Top of EXTRACTED RECORDS

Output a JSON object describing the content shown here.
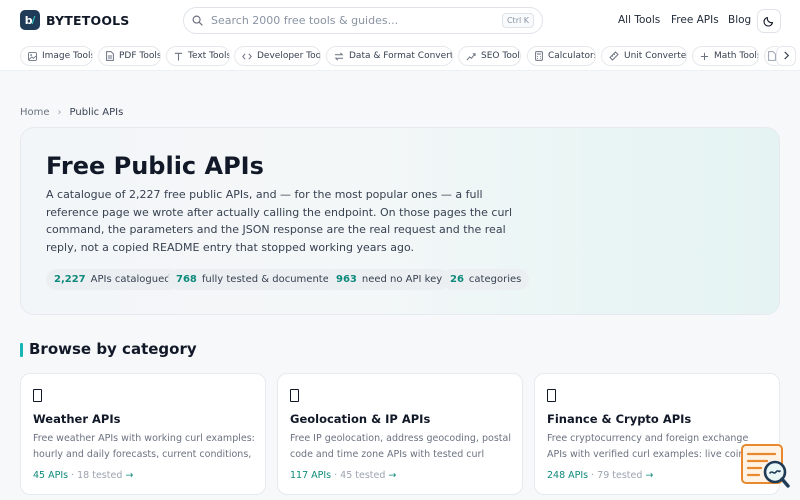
{
  "brand": {
    "name": "BYTETOOLS",
    "mark": "b",
    "mark_accent": "/"
  },
  "search": {
    "placeholder": "Search 2000 free tools & guides...",
    "shortcut": "Ctrl K"
  },
  "nav": {
    "all_tools": "All Tools",
    "free_apis": "Free APIs",
    "blog": "Blog"
  },
  "categories": [
    {
      "label": "Image Tools",
      "icon": "image-icon"
    },
    {
      "label": "PDF Tools",
      "icon": "file-icon"
    },
    {
      "label": "Text Tools",
      "icon": "text-icon"
    },
    {
      "label": "Developer Tools",
      "icon": "code-icon"
    },
    {
      "label": "Data & Format Converters",
      "icon": "convert-icon"
    },
    {
      "label": "SEO Tools",
      "icon": "chart-icon"
    },
    {
      "label": "Calculators",
      "icon": "calculator-icon"
    },
    {
      "label": "Unit Converters",
      "icon": "ruler-icon"
    },
    {
      "label": "Math Tools",
      "icon": "plus-icon"
    }
  ],
  "breadcrumb": {
    "home": "Home",
    "separator": "›",
    "current": "Public APIs"
  },
  "hero": {
    "title": "Free Public APIs",
    "description": "A catalogue of 2,227 free public APIs, and — for the most popular ones — a full reference page we wrote after actually calling the endpoint. On those pages the curl command, the parameters and the JSON response are the real request and the real reply, not a copied README entry that stopped working years ago.",
    "stats": [
      {
        "value": "2,227",
        "label": "APIs catalogued"
      },
      {
        "value": "768",
        "label": "fully tested & documented"
      },
      {
        "value": "963",
        "label": "need no API key"
      },
      {
        "value": "26",
        "label": "categories"
      }
    ]
  },
  "browse": {
    "title": "Browse by category",
    "cards": [
      {
        "title": "Weather APIs",
        "description": "Free weather APIs with working curl examples: hourly and daily forecasts, current conditions, air quality and more.",
        "count": "45 APIs",
        "tested": "18 tested",
        "arrow": "→"
      },
      {
        "title": "Geolocation & IP APIs",
        "description": "Free IP geolocation, address geocoding, postal code and time zone APIs with tested curl examples.",
        "count": "117 APIs",
        "tested": "45 tested",
        "arrow": "→"
      },
      {
        "title": "Finance & Crypto APIs",
        "description": "Free cryptocurrency and foreign exchange APIs with verified curl examples: live coin prices, exchange rates and more.",
        "count": "248 APIs",
        "tested": "79 tested",
        "arrow": "→"
      }
    ]
  },
  "colors": {
    "accent": "#0e8a7c",
    "brand_dark": "#1f3b57",
    "teal": "#17b5b5",
    "widget_orange": "#e8892f"
  }
}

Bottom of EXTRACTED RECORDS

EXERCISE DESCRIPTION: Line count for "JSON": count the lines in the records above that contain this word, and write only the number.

SOLUTION FOR THIS PROBLEM: 2